§ **DATA FOR THE TASK**:
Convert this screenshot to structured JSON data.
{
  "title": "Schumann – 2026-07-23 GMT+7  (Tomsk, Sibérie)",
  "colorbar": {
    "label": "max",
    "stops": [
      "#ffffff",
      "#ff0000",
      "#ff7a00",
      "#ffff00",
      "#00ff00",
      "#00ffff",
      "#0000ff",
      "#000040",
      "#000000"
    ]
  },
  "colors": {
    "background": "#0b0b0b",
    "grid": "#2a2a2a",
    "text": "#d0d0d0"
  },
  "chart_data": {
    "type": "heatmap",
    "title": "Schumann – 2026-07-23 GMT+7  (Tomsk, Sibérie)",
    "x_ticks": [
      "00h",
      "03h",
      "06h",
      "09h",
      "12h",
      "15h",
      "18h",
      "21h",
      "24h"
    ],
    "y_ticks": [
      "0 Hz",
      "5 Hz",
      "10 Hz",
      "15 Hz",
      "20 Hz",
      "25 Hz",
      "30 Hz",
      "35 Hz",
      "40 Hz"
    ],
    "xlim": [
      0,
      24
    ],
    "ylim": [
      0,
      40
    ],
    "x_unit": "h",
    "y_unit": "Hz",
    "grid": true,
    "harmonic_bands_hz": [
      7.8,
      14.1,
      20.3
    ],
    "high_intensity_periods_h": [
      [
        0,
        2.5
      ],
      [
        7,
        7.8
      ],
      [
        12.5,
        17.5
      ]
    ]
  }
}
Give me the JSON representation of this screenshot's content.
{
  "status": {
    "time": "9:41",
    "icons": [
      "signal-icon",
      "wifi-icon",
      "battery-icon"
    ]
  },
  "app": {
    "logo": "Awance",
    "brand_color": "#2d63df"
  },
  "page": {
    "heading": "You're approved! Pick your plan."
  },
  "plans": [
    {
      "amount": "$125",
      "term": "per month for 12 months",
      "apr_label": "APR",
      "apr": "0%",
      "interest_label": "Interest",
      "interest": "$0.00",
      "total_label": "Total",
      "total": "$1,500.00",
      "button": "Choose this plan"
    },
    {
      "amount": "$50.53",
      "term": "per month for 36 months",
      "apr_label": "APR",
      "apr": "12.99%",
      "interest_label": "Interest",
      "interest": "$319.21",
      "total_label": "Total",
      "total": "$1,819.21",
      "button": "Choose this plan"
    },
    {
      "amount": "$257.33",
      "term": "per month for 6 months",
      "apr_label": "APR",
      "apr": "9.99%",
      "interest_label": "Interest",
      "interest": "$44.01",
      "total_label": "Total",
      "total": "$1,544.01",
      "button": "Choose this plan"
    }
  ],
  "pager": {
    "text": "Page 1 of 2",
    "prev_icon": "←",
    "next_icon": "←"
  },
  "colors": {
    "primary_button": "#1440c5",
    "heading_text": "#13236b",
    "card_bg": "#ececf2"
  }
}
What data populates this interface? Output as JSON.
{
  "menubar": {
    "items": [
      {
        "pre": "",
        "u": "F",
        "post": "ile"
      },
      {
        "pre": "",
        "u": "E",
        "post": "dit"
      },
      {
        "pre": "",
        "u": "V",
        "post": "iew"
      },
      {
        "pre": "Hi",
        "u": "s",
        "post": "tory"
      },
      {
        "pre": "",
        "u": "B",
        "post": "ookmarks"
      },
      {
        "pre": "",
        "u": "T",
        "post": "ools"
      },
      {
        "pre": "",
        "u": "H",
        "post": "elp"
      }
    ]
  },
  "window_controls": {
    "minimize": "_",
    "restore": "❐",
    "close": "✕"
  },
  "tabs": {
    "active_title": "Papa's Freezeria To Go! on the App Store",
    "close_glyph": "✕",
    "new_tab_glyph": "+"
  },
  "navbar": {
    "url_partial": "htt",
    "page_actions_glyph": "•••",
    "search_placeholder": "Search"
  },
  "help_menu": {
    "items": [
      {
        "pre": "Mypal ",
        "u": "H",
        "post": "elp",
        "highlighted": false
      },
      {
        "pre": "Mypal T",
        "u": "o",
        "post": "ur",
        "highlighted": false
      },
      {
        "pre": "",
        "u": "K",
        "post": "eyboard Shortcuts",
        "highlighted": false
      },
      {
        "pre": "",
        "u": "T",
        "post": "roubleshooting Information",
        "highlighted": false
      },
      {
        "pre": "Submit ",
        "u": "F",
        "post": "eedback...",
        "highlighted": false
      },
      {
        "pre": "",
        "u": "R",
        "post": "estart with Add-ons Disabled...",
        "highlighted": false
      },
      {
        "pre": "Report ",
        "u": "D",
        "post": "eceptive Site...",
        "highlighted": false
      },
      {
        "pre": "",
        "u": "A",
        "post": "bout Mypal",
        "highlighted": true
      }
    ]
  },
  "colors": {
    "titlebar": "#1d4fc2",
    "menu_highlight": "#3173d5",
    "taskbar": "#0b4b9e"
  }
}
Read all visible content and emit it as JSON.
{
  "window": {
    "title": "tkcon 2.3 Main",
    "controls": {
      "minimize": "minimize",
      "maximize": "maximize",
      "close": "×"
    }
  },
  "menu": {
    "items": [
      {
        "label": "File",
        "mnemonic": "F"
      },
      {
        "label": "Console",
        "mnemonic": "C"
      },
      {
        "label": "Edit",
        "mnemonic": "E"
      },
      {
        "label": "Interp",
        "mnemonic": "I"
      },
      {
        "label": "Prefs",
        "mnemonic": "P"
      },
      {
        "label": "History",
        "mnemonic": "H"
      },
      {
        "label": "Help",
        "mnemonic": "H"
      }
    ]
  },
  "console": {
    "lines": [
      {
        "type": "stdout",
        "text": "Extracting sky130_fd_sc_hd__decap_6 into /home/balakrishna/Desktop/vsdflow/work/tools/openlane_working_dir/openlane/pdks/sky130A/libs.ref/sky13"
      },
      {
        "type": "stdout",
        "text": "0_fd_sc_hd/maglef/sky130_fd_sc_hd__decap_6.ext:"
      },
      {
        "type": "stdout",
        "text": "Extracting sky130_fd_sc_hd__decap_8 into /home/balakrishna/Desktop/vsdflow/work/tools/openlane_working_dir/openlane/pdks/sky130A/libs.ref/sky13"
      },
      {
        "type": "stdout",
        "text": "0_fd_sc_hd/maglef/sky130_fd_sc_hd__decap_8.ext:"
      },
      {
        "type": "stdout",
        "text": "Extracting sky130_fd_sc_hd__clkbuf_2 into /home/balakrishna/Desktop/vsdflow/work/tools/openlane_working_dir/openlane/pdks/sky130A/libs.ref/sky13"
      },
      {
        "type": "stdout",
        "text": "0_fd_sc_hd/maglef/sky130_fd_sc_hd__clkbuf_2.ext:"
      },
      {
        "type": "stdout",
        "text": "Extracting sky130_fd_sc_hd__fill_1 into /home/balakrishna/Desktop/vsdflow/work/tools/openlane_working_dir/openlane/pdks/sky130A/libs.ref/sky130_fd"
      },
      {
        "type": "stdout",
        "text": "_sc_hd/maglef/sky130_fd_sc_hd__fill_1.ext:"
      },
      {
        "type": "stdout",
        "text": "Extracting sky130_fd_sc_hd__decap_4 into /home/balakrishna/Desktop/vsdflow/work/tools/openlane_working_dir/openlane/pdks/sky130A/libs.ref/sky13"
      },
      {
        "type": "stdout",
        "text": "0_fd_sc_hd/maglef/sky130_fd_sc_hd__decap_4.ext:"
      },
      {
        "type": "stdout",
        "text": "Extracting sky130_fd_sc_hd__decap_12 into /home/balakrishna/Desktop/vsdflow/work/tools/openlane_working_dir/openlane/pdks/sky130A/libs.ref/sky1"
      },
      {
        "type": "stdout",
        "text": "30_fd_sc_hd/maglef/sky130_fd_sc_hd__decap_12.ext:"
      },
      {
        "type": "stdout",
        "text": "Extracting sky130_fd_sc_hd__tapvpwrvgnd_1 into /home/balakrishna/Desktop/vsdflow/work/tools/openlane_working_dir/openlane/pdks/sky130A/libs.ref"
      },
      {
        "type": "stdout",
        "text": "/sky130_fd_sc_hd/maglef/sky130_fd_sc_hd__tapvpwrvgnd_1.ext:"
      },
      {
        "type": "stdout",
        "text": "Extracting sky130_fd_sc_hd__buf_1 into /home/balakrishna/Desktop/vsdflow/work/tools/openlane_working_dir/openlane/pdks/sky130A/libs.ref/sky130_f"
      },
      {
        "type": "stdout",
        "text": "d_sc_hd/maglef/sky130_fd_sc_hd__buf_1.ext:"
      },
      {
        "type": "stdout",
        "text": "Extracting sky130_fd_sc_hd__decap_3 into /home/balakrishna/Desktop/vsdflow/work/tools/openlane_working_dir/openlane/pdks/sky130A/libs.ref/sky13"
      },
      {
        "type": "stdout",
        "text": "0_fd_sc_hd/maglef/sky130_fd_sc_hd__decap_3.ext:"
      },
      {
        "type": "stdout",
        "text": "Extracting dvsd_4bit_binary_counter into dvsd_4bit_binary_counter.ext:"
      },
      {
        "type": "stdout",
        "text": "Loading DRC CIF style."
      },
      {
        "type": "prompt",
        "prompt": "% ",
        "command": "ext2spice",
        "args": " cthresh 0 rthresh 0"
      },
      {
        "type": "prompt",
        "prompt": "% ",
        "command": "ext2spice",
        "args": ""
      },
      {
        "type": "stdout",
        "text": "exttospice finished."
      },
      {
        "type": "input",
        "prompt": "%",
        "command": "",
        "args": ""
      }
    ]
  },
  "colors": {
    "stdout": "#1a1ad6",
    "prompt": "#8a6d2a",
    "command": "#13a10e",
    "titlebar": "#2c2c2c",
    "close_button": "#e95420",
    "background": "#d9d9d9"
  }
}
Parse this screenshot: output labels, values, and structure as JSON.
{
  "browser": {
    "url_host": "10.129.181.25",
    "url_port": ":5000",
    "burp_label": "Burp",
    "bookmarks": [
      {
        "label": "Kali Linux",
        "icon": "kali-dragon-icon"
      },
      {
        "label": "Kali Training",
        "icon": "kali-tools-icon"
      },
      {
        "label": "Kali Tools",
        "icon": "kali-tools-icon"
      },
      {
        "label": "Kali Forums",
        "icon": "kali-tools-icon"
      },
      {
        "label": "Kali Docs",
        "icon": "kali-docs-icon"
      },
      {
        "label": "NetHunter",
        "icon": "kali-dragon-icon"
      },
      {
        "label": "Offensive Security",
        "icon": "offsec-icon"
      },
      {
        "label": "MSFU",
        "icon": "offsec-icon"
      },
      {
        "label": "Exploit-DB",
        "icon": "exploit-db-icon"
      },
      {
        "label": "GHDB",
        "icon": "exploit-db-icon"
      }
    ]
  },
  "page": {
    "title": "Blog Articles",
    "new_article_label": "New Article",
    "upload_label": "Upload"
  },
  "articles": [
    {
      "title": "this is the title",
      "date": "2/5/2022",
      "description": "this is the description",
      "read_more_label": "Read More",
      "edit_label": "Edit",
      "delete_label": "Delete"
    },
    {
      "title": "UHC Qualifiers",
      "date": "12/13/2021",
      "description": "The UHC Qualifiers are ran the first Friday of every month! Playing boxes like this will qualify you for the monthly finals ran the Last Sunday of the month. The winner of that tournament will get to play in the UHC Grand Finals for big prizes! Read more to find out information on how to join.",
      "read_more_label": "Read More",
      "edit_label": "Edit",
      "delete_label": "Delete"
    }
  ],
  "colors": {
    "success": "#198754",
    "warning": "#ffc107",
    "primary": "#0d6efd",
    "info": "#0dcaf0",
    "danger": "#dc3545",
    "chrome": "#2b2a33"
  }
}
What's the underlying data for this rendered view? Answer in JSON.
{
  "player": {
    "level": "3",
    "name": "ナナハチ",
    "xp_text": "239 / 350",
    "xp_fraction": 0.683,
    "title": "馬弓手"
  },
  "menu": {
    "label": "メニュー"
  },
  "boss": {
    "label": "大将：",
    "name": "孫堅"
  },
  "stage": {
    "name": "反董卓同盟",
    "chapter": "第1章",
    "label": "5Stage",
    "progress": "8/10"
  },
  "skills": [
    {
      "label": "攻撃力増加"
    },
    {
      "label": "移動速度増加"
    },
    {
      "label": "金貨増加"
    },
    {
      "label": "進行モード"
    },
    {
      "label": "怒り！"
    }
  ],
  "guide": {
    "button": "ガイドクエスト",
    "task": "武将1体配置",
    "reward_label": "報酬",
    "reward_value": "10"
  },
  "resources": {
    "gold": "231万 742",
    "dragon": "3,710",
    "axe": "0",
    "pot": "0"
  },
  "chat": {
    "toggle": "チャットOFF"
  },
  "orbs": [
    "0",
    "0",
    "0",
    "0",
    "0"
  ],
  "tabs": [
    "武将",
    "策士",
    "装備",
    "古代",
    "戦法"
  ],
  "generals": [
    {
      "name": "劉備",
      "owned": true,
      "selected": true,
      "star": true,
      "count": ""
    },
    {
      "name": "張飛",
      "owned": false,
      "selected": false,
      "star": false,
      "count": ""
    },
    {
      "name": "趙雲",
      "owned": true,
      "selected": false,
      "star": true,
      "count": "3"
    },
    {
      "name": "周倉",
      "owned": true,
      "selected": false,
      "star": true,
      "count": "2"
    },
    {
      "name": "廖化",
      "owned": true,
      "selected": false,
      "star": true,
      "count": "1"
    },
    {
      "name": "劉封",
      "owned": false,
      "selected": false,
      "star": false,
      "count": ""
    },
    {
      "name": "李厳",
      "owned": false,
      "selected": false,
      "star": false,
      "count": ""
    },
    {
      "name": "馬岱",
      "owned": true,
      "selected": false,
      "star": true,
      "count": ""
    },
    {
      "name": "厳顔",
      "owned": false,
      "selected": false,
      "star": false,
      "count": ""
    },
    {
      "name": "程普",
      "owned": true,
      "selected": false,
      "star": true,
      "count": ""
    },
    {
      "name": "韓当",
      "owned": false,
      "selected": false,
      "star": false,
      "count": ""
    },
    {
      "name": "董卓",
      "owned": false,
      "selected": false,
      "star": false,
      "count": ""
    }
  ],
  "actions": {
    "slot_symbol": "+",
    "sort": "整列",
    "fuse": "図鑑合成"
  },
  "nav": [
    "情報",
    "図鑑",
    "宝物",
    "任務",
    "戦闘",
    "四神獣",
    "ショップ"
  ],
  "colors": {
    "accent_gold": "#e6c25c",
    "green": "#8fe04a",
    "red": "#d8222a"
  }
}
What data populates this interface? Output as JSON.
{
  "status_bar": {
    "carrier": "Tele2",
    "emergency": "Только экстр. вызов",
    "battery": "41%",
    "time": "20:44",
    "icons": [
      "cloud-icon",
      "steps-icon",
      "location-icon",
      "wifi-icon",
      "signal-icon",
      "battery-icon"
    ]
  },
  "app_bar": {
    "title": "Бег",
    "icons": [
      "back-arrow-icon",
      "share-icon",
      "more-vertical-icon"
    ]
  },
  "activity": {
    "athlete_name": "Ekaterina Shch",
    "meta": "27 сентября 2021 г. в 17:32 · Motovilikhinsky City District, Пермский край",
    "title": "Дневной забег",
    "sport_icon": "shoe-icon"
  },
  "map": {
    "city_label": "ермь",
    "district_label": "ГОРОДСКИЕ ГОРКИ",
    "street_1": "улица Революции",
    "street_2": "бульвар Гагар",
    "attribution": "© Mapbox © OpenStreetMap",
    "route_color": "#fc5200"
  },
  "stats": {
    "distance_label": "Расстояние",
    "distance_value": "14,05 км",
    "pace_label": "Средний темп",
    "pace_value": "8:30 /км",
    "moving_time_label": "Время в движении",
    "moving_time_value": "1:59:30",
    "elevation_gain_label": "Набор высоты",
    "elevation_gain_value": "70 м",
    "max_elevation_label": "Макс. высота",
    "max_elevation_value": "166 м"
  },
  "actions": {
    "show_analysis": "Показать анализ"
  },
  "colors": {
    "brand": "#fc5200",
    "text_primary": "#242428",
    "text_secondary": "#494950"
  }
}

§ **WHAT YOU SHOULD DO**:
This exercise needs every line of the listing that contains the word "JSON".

§ **RESPONSE FOR THIS EXERCISE**:
Convert this screenshot to structured JSON data.
Give me the JSON representation of this screenshot's content.
What data populates this interface? Output as JSON.
Read all visible content and emit it as JSON.
Parse this screenshot: output labels, values, and structure as JSON.
What's the underlying data for this rendered view? Answer in JSON.
What data populates this interface? Output as JSON.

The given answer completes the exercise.